Here we have Kentucky, with a starting lineup composed entirely of underclassmen, blowing through the competition. Heck, one of its few contributing seniors, Darius Miller, comes off the bench. Its star player, Anthony Davis, is a freshman.
College basketball's history has conditioned us to believe that experience is a vital component in going far in the NCAA tournament. Few inexperienced teams dominate the way Kentucky has.
But the Wildcats are turning grizzled college basketball historians into stone. That's because most college basketball historians have given up trying to convince everyone Kentucky isn't going to win the national championship because of its inexperience. That was once a logical point to make—now it's borderline crazy.
Sure, there are still two more games for Kentucky to win. The Wildcats could get flustered by Louisville's defense or not know how to handle Ohio State or Kansas. That's a possibility, at least.
But I think what everyone is beginning to realize is experience isn't that important when you have four potential first-round NBA draft picks in your starting lineup (Davis, Michael Kidd-Christ, Terrence Jones, Doron Lamb). That tends to cancel things out.
That's not to say we should throw the notion that experience wins championships out of the window, of course. If Kentucky had perhaps one less first-round pick, maybe the Wildcats don't get that far.
But Kentucky has shown rather emphatically that you don't need experience to win a college basketball title. It would honestly be shocking at this point if the Wildcats don't win the championship.
Will Kentucky win the national championship?

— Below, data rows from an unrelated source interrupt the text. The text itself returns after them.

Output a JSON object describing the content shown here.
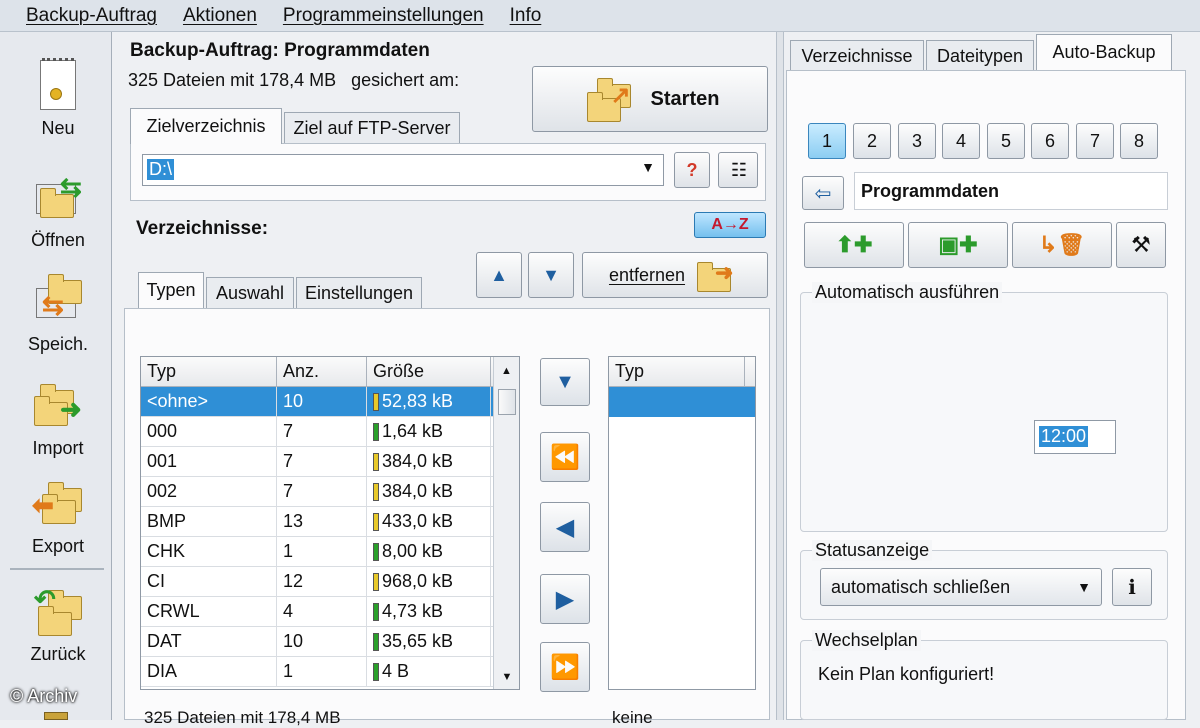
{
  "menu": [
    "Backup-Auftrag",
    "Aktionen",
    "Programmeinstellungen",
    "Info"
  ],
  "toolbar": [
    {
      "label": "Neu",
      "icon": "new-document-icon"
    },
    {
      "label": "Öffnen",
      "icon": "open-icon"
    },
    {
      "label": "Speich.",
      "icon": "save-icon"
    },
    {
      "label": "Import",
      "icon": "import-icon"
    },
    {
      "label": "Export",
      "icon": "export-icon"
    },
    {
      "label": "Zurück",
      "icon": "back-icon"
    }
  ],
  "job": {
    "title": "Backup-Auftrag: Programmdaten",
    "summary": "325 Dateien mit 178,4 MB   gesichert am:",
    "start_label": "Starten"
  },
  "target_tabs": [
    "Zielverzeichnis",
    "Ziel auf FTP-Server"
  ],
  "target": {
    "value": "D:\\",
    "help_label": "?"
  },
  "directories_label": "Verzeichnisse:",
  "sort_label": "A→Z",
  "remove_label": "entfernen",
  "type_tabs": [
    "Typen",
    "Auswahl",
    "Einstellungen"
  ],
  "types_table": {
    "headers": [
      "Typ",
      "Anz.",
      "Größe"
    ],
    "rows": [
      {
        "typ": "<ohne>",
        "anz": "10",
        "size": "52,83 kB",
        "bar": "#e8c92a"
      },
      {
        "typ": "000",
        "anz": "7",
        "size": "1,64 kB",
        "bar": "#2aa02a"
      },
      {
        "typ": "001",
        "anz": "7",
        "size": "384,0 kB",
        "bar": "#e8c92a"
      },
      {
        "typ": "002",
        "anz": "7",
        "size": "384,0 kB",
        "bar": "#e8c92a"
      },
      {
        "typ": "BMP",
        "anz": "13",
        "size": "433,0 kB",
        "bar": "#e8c92a"
      },
      {
        "typ": "CHK",
        "anz": "1",
        "size": "8,00 kB",
        "bar": "#2aa02a"
      },
      {
        "typ": "CI",
        "anz": "12",
        "size": "968,0 kB",
        "bar": "#e8c92a"
      },
      {
        "typ": "CRWL",
        "anz": "4",
        "size": "4,73 kB",
        "bar": "#2aa02a"
      },
      {
        "typ": "DAT",
        "anz": "10",
        "size": "35,65 kB",
        "bar": "#2aa02a"
      },
      {
        "typ": "DIA",
        "anz": "1",
        "size": "4 B",
        "bar": "#2aa02a"
      }
    ],
    "footer": "325 Dateien mit 178,4 MB"
  },
  "selected_table": {
    "header": "Typ",
    "footer": "keine"
  },
  "right_tabs": [
    "Verzeichnisse",
    "Dateitypen",
    "Auto-Backup"
  ],
  "slots": [
    "1",
    "2",
    "3",
    "4",
    "5",
    "6",
    "7",
    "8"
  ],
  "auto_name": "Programmdaten",
  "auto_run": {
    "label": "Automatisch ausführen",
    "time": "12:00"
  },
  "status": {
    "label": "Statusanzeige",
    "value": "automatisch schließen"
  },
  "rotation": {
    "label": "Wechselplan",
    "text": "Kein Plan konfiguriert!"
  },
  "watermark": "© Archiv"
}
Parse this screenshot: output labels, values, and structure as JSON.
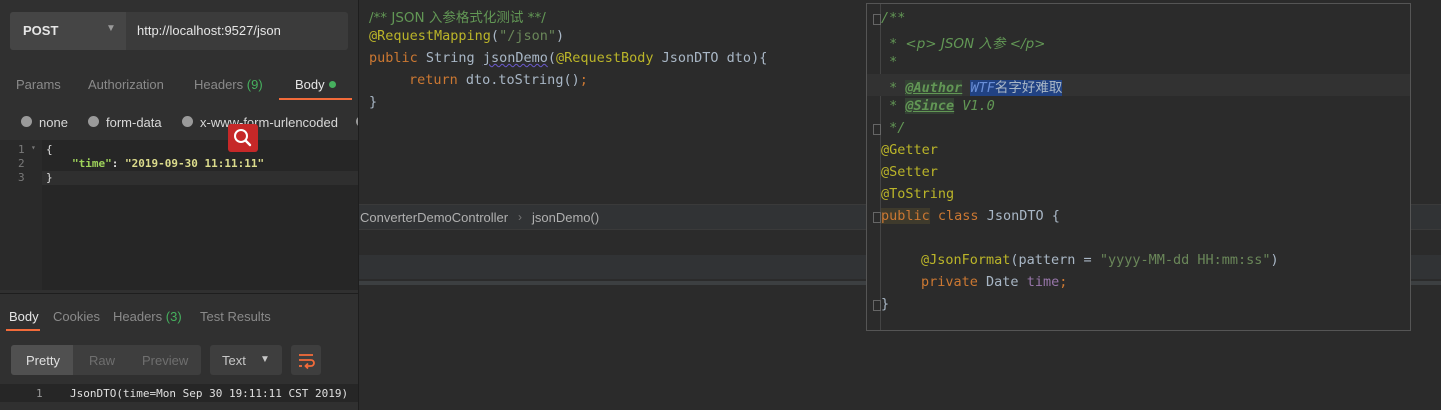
{
  "postman": {
    "method": "POST",
    "url": "http://localhost:9527/json",
    "request_tabs": [
      {
        "label": "Params"
      },
      {
        "label": "Authorization"
      },
      {
        "label": "Headers",
        "count": "(9)"
      },
      {
        "label": "Body"
      }
    ],
    "body_types": [
      "none",
      "form-data",
      "x-www-form-urlencoded"
    ],
    "request_body": {
      "line_numbers": [
        "1",
        "2",
        "3"
      ],
      "open_brace": "{",
      "key": "\"time\"",
      "colon": ": ",
      "value": "\"2019-09-30 11:11:11\"",
      "close_brace": "}"
    },
    "response_tabs": [
      {
        "label": "Body"
      },
      {
        "label": "Cookies"
      },
      {
        "label": "Headers",
        "count": "(3)"
      },
      {
        "label": "Test Results"
      }
    ],
    "view_modes": [
      "Pretty",
      "Raw",
      "Preview"
    ],
    "format": "Text",
    "response_line_number": "1",
    "response_text": "JsonDTO(time=Mon Sep 30 19:11:11 CST 2019)"
  },
  "ide": {
    "comment": "/** JSON 入参格式化测试 **/",
    "mapping_anno": "@RequestMapping",
    "mapping_open": "(",
    "mapping_path": "\"/json\"",
    "mapping_close": ")",
    "public_kw": "public",
    "return_type": " String ",
    "method_name": "jsonDemo",
    "param_open": "(",
    "param_anno": "@RequestBody",
    "param_rest": " JsonDTO dto){",
    "return_kw": "return",
    "return_expr": " dto.toString()",
    "semicolon": ";",
    "close_brace": "}",
    "breadcrumb_class": "ConverterDemoController",
    "breadcrumb_method": "jsonDemo()"
  },
  "popup": {
    "doc_open": "/**",
    "doc_p_prefix": " * ",
    "doc_p": "<p> JSON 入参 </p>",
    "doc_star": " *",
    "doc_author_tag": "@Author",
    "doc_author_val": "WTF",
    "doc_author_cn": "名字好难取",
    "doc_since_tag": "@Since",
    "doc_since_val": " V1.0",
    "doc_close": " */",
    "anno_getter": "@Getter",
    "anno_setter": "@Setter",
    "anno_tostring": "@ToString",
    "public_kw": "public",
    "class_kw": "class",
    "class_name": " JsonDTO {",
    "json_format_anno": "@JsonFormat",
    "json_format_open": "(pattern = ",
    "json_format_pattern": "\"yyyy-MM-dd HH:mm:ss\"",
    "json_format_close": ")",
    "private_kw": "private",
    "field_type": " Date ",
    "field_name": "time",
    "field_semicolon": ";",
    "class_close": "}"
  },
  "colors": {
    "postman_accent": "#f26b3a",
    "postman_count": "#46b05e",
    "ide_keyword": "#cc7832",
    "ide_annotation": "#bbb529",
    "ide_string": "#6a8759",
    "ide_comment": "#629755",
    "ide_field": "#9876aa"
  }
}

You can make the counter-argument that Kentucky isn't inexperienced when you add head coach John Calipari into the mix. But, let's be honest, Calipari isn't playing the game. This is the first time some of these kids have seen March Madness, and they actually appear to be having fun (no sweating? no pulling hair? no childish temper tantrums?).
My advice to you traditionalists out there: Ride this one out in a bunker, emerge when the dust has settled and pretend Kentucky never won the national championship, circa 2012.
Follow me on Twitter. We can talk about how Kentucky's inexperience doesn't matter.